The Virtual World: Part 1
Home < Pro Audio < B&H Email Newsletter <

The Virtual World: Part 1

by Kendall Scott

Like many parallel advancements in the art world, modern musical instruments have proven to be products of available technologies, prevalent (or not so prevalent) trends, and social environments. Back in the day, if all you had at your disposal for musical expression were a few rocks and some bits of wood (along with the human voice), then the bright idea of stretching an animal skin across a solid frame might seem glorious. Ancient composers and instrumentalists could add a new color of crayon to their box and begin exploring the boundaries of this new piece of gear. They were inspired to produce any number of new and unheard of sounds practically flowing out of a new invention, not unlike the feeling we have when we purchase a new instrument today. New tools can spur creativity and, all along our cultural historical timeline, new instruments have both shaped and have been shaped by the circumstances surrounding their use.

It is true, I don't know how much composing was done for the early wood and stone ensembles of bygone days but you get the idea. Technology has played a great role in the worldwide development of the classical, traditional, and popular forms of music that we enjoy today. Some aspects of this influence are very evident while others are more subdued. With its fingers on the pulse of all that is new and hip, popular music touches almost all of us in some way or another, unless one takes unusual evasive measures to avoid it. We are constantly being fed a healthy dose in department stores, supermarkets, elevators, movie theaters, and other places in our daily lives, making it very familiar and in a sense easily digestible.

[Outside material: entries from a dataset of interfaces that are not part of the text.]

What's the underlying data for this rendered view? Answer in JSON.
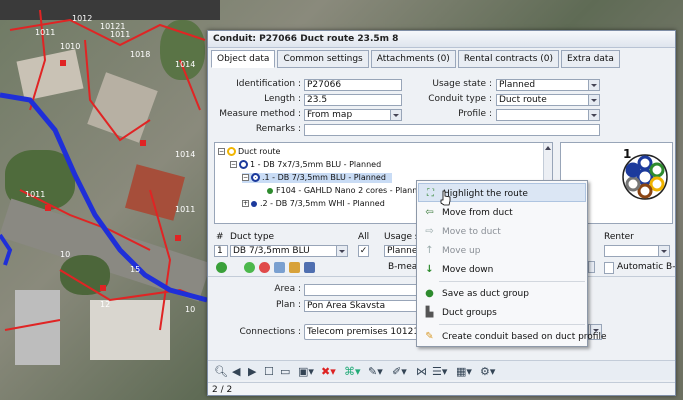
{
  "dialog": {
    "title": "Conduit: P27066 Duct route 23.5m 8",
    "tabs": [
      {
        "label": "Object data",
        "active": true
      },
      {
        "label": "Common settings",
        "active": false
      },
      {
        "label": "Attachments (0)",
        "active": false
      },
      {
        "label": "Rental contracts (0)",
        "active": false
      },
      {
        "label": "Extra data",
        "active": false
      }
    ],
    "form": {
      "identification_label": "Identification :",
      "identification_value": "P27066",
      "length_label": "Length :",
      "length_value": "23.5",
      "measure_method_label": "Measure method :",
      "measure_method_value": "From map",
      "remarks_label": "Remarks :",
      "remarks_value": "",
      "usage_state_label": "Usage state :",
      "usage_state_value": "Planned",
      "conduit_type_label": "Conduit type :",
      "conduit_type_value": "Duct route",
      "profile_label": "Profile :",
      "profile_value": ""
    },
    "tree": {
      "root": "Duct route",
      "n1": "1 - DB 7x7/3,5mm BLU - Planned",
      "n2": ".1 - DB 7/3,5mm BLU - Planned",
      "n3": "F104 - GAHLD Nano 2 cores - Planne",
      "n4": ".2 - DB 7/3,5mm WHI - Planned"
    },
    "profile_badge": "1",
    "table": {
      "col_num": "#",
      "col_duct_type": "Duct type",
      "col_all": "All",
      "col_usage": "Usage s",
      "col_renter": "Renter",
      "row_num": "1",
      "row_duct_type": "DB 7/3,5mm BLU",
      "row_usage": "Planne",
      "b_mea_label": "B-mea",
      "automatic_label": "Automatic B-r"
    },
    "area_label": "Area :",
    "area_value": "",
    "plan_label": "Plan :",
    "plan_value": "Pon Area Skavsta",
    "connections_label": "Connections :",
    "connections_value": "Telecom premises 10121",
    "status": "2 / 2"
  },
  "context_menu": {
    "items": [
      {
        "label": "Highlight the route",
        "state": "hover",
        "icon": "highlight-icon"
      },
      {
        "label": "Move from duct",
        "state": "enabled",
        "icon": "move-from-icon"
      },
      {
        "label": "Move to duct",
        "state": "disabled",
        "icon": "move-to-icon"
      },
      {
        "label": "Move up",
        "state": "disabled",
        "icon": "arrow-up-icon"
      },
      {
        "label": "Move down",
        "state": "enabled",
        "icon": "arrow-down-icon"
      },
      {
        "label": "Save as duct group",
        "state": "enabled",
        "icon": "save-group-icon"
      },
      {
        "label": "Duct groups",
        "state": "enabled",
        "icon": "duct-groups-icon"
      },
      {
        "label": "Create conduit based on duct profile",
        "state": "enabled",
        "icon": "create-conduit-icon"
      }
    ]
  },
  "map": {
    "labels": [
      "1012",
      "1011",
      "1011",
      "1010",
      "10121",
      "1018",
      "1014",
      "1014",
      "1011",
      "1011",
      "10",
      "15",
      "12",
      "10"
    ]
  },
  "colors": {
    "route": "#1f2fd8",
    "cable": "#e02424",
    "accent": "#f0b400"
  }
}
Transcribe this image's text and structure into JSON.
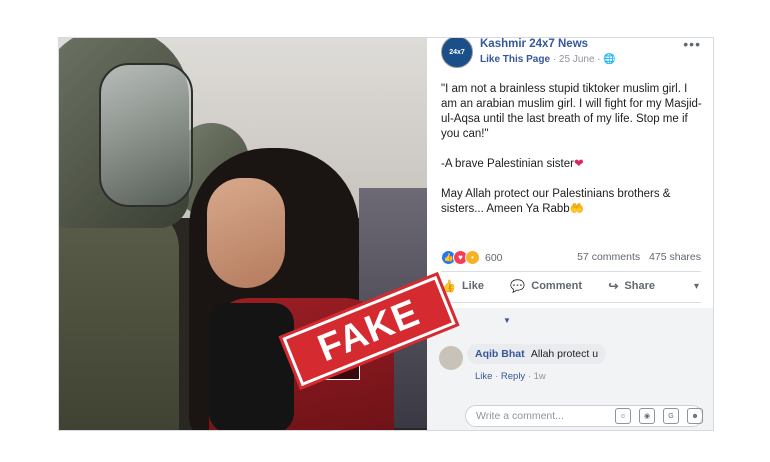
{
  "page": {
    "name": "Kashmir 24x7 News",
    "logo_text": "24x7",
    "like_page": "Like This Page",
    "date": "25 June",
    "menu": "•••"
  },
  "post": {
    "paragraph1": "\"I am not a brainless stupid tiktoker muslim girl. I am an arabian muslim girl. I will fight for my Masjid-ul-Aqsa until the last breath of my life. Stop me if you can!\"",
    "paragraph2": "-A brave Palestinian sister",
    "paragraph2_emoji": "❤",
    "paragraph3": "May Allah protect our Palestinians brothers & sisters... Ameen Ya Rabb",
    "paragraph3_emoji": "🤲"
  },
  "stats": {
    "reactions": "600",
    "comments": "57 comments",
    "shares": "475 shares"
  },
  "actions": {
    "like": "Like",
    "comment": "Comment",
    "share": "Share"
  },
  "comment": {
    "author": "Aqib Bhat",
    "text": "Allah protect u",
    "like": "Like",
    "reply": "Reply",
    "time": "1w"
  },
  "composer": {
    "placeholder": "Write a comment..."
  },
  "stamp": {
    "text": "FAKE"
  },
  "photo": {
    "info_label": "i"
  },
  "colors": {
    "link": "#365899",
    "stamp": "#d52b30",
    "like": "#2078f4",
    "love": "#f33e58"
  }
}
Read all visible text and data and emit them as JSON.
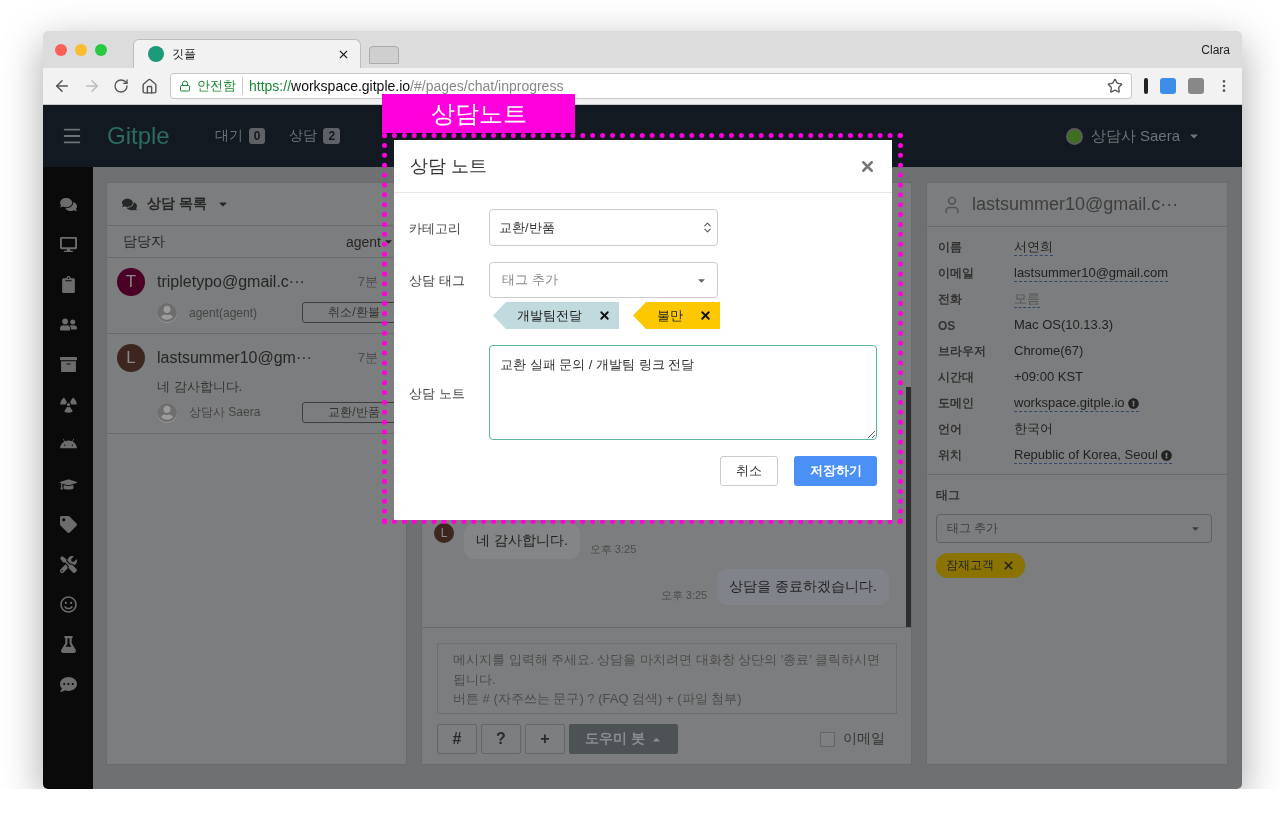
{
  "browser": {
    "tab_title": "깃플",
    "profile": "Clara",
    "security": "안전함",
    "url_scheme": "https://",
    "url_host": "workspace.gitple.io",
    "url_path": "/#/pages/chat/inprogress"
  },
  "annotation": {
    "label": "상담노트"
  },
  "navbar": {
    "logo": "Gitple",
    "menu": [
      {
        "label": "대기",
        "count": "0"
      },
      {
        "label": "상담",
        "count": "2"
      }
    ],
    "agent": "상담사 Saera"
  },
  "consult_list": {
    "title": "상담 목록",
    "filter_label": "담당자",
    "filter_value": "agent",
    "items": [
      {
        "initial": "T",
        "color": "#4b0026",
        "name": "tripletypo@gmail.c···",
        "time": "7분",
        "agent": "agent(agent)",
        "category": "취소/환불"
      },
      {
        "initial": "L",
        "color": "#3d2620",
        "name": "lastsummer10@gm···",
        "time": "7분",
        "message": "네 감사합니다.",
        "agent": "상담사 Saera",
        "category": "교환/반품"
      }
    ]
  },
  "chat": {
    "messages": [
      {
        "kind": "customer",
        "initial": "L",
        "text": "네 감사합니다.",
        "time": "오후 3:25"
      },
      {
        "kind": "agent",
        "text": "상담을 종료하겠습니다.",
        "time": "오후 3:25"
      }
    ],
    "placeholder": "메시지를 입력해 주세요. 상담을 마치려면 대화창 상단의 '종료' 클릭하시면 됩니다.\n버튼 # (자주쓰는 문구) ? (FAQ 검색) + (파일 첨부)",
    "tools": [
      "#",
      "?",
      "+"
    ],
    "bot_button": "도우미 봇",
    "email": {
      "label": "이메일",
      "checked": false
    }
  },
  "customer": {
    "title": "lastsummer10@gmail.c···",
    "fields": [
      {
        "label": "이름",
        "value": "서연희",
        "kind": "editable",
        "info": false,
        "muted": false
      },
      {
        "label": "이메일",
        "value": "lastsummer10@gmail.com",
        "kind": "editable",
        "info": false,
        "muted": false
      },
      {
        "label": "전화",
        "value": "모름",
        "kind": "editable",
        "info": false,
        "muted": true
      },
      {
        "label": "OS",
        "value": "Mac OS(10.13.3)",
        "kind": "plain",
        "info": false,
        "muted": false
      },
      {
        "label": "브라우저",
        "value": "Chrome(67)",
        "kind": "plain",
        "info": false,
        "muted": false
      },
      {
        "label": "시간대",
        "value": "+09:00 KST",
        "kind": "plain",
        "info": false,
        "muted": false
      },
      {
        "label": "도메인",
        "value": "workspace.gitple.io",
        "kind": "editable",
        "info": true,
        "muted": false
      },
      {
        "label": "언어",
        "value": "한국어",
        "kind": "plain",
        "info": false,
        "muted": false
      },
      {
        "label": "위치",
        "value": "Republic of Korea, Seoul",
        "kind": "editable",
        "info": true,
        "muted": false
      }
    ],
    "tags": {
      "label": "태그",
      "placeholder": "태그 추가",
      "items": [
        "잠재고객"
      ]
    }
  },
  "modal": {
    "title": "상담 노트",
    "category": {
      "label": "카테고리",
      "value": "교환/반품"
    },
    "tag": {
      "label": "상담 태그",
      "placeholder": "태그 추가",
      "items": [
        {
          "label": "개발팀전달",
          "color": "#c1dade"
        },
        {
          "label": "불만",
          "color": "#fdc800"
        }
      ]
    },
    "note": {
      "label": "상담 노트",
      "value": "교환 실패 문의 / 개발팀 링크 전달"
    },
    "cancel": "취소",
    "save": "저장하기"
  }
}
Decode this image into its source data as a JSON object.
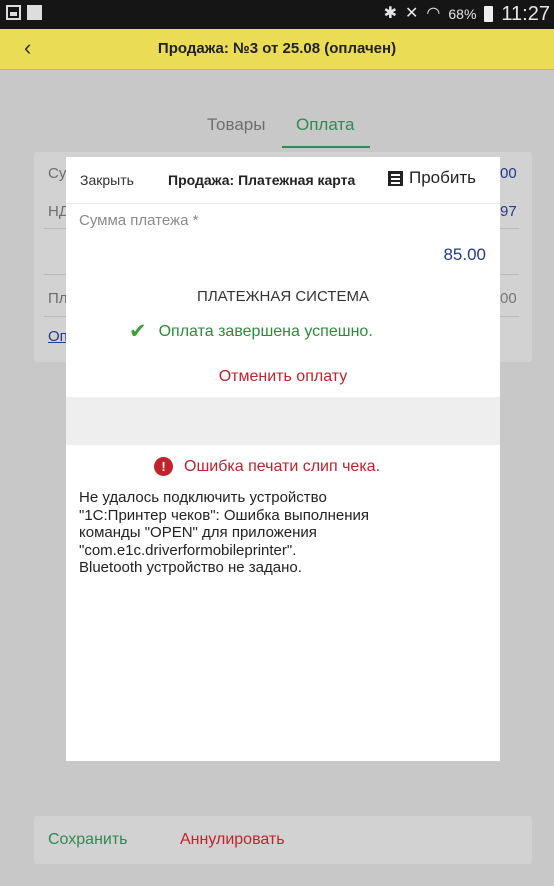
{
  "statusbar": {
    "battery": "68%",
    "time": "11:27"
  },
  "header": {
    "back_icon": "chevron-left-icon",
    "title": "Продажа: №3 от 25.08 (оплачен)"
  },
  "tabs": [
    {
      "label": "Товары"
    },
    {
      "label": "Оплата"
    }
  ],
  "background": {
    "left_fragments": [
      "Су",
      "НД",
      "Пл",
      "Оп"
    ],
    "right_fragments": [
      "00",
      "97",
      "00"
    ]
  },
  "dialog": {
    "close_label": "Закрыть",
    "title": "Продажа: Платежная карта",
    "print_label": "Пробить",
    "payment_amount_label": "Сумма платежа *",
    "payment_amount": "85.00",
    "payment_system": "ПЛАТЕЖНАЯ СИСТЕМА",
    "success_text": "Оплата завершена успешно.",
    "cancel_payment_label": "Отменить оплату",
    "error_title": "Ошибка печати слип чека.",
    "error_lines": [
      "Не удалось подключить устройство",
      "\"1С:Принтер чеков\": Ошибка выполнения",
      "команды \"OPEN\" для приложения",
      "\"com.e1c.driverformobileprinter\".",
      "Bluetooth устройство не задано."
    ]
  },
  "footer": {
    "save_label": "Сохранить",
    "annul_label": "Аннулировать"
  },
  "colors": {
    "accent_green": "#2f8a54",
    "error_red": "#c0232b",
    "header_yellow": "#eadc55",
    "link_blue": "#213a8a"
  }
}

Whether presented from the minstrel's gallery or the lighted stage, popular music has drawn on the technology of the day. For us, one of the most interesting current tools for the creation of new musical development has undoubtedly been the personal computer. It is not uncommon to find hard-working laptops in the DJ booth of a dance club or onstage within a performance ensemble. As large technological advancements are the expected norm and smaller leaps go almost unnoticed, musicians and electronic artists have been greedily soaking them up like a sponge. Applications that would have been merely a pipe dream twenty years ago are now commonplace.

This sustained rate of improvement has lead to the current high standard of virtual instruments. A virtual instrument is a mathematical representation of a sound-generating device that exists within a hardware host. The hardware is usually a desktop or laptop computer, although there are many virtual analog synthesizers on the market that offer dedicated hardware to support themselves. Due to the fact that software is malleable in ways that hardware isn't, we have reached an interesting crossroads for software developers. If the computer is capable of offering a way of generating as yet unimagined methods of sound creation, then why have some of the most popular virtual instruments to date been recreations of older or already existing acoustic, electric, and electronic instruments?

One key reason for this, though by far not the only deciding factor, is that these instruments have become embedded in our cultural expectations of popular music. The acoustic piano can be heard in many types of music from around the globe and it has been captured and brought to your desktop (or laptop) with plugins like Ivory, Akoustik Piano, and Bosendoerfer. Orchestral virtual instruments like the Vienna Symphonic Library and EastWest's Symphonic Orchestra are much more vivid and controllable than their software predecessors. With these nicely packaged tools we soon forget that not long ago this type of power was available only to those with very deep pockets. So the next time the seemingly high price of a professional orchestral library brings a tear to both your eye and mine, just remember that owning pioneering instruments like the Fairlight CMI, and the NED Synclavier meant coughing up a lot more than the price of most peoples homes at the time.

The Hammond tonewheel organ, Fender Rhodes and Wurlitzer pianos, Clavinet and Mellotron all have their virtual equivalents because they have grown to become icons that have defined certain modern popular styles for a lot of us. As musicians we are familiar with their sound and phrasing repertoire, and so are eager to try our hand at playing some of these proven greats to see what place they may hold in our sonic toolbox. From the appearance of the portable analog Minimoog to the introduction of the digital FM based DX7, these instruments that shaped the character of modern popular music live on today in streams of 0's and 1's.

1983-1986 Yamaha DX7


2007 Native Instruments FM8



1970-1982 Moog Minimoog Model D

2007 GForce Minimonsta Virtual Instrument



It seems ironic that technology is moving forward at breakneck speed and at the same time we are using it to recapture the bits of our past we find desirable. Yet, there are artist out there who are using these tools to discover fresh sonic possibilities and push the envelope for all of us. Stronger computing power has lead to more elaborate, better sounding VI's, and over the space of the next few articles we will have a look at the modeling process, some of the instruments that it strives to recreate, its origins, and the some of the various types of virtual instruments out there on the market— from the familiar to the innovative

If you have any questions about virtual instruments, we encourage you to contact us on the phone, online, or in person at our SuperStore in New York City. 1-800-947-9923.

Top Pro Audio categories:

Recording | Desktop Audio | Keyboards & Synths | ENG, EFP & Broadcast | Live Sound & PA Accessories

Please email feedback on this article, or suggestions for future topics, to emailfeedback@bhphotovideo.com.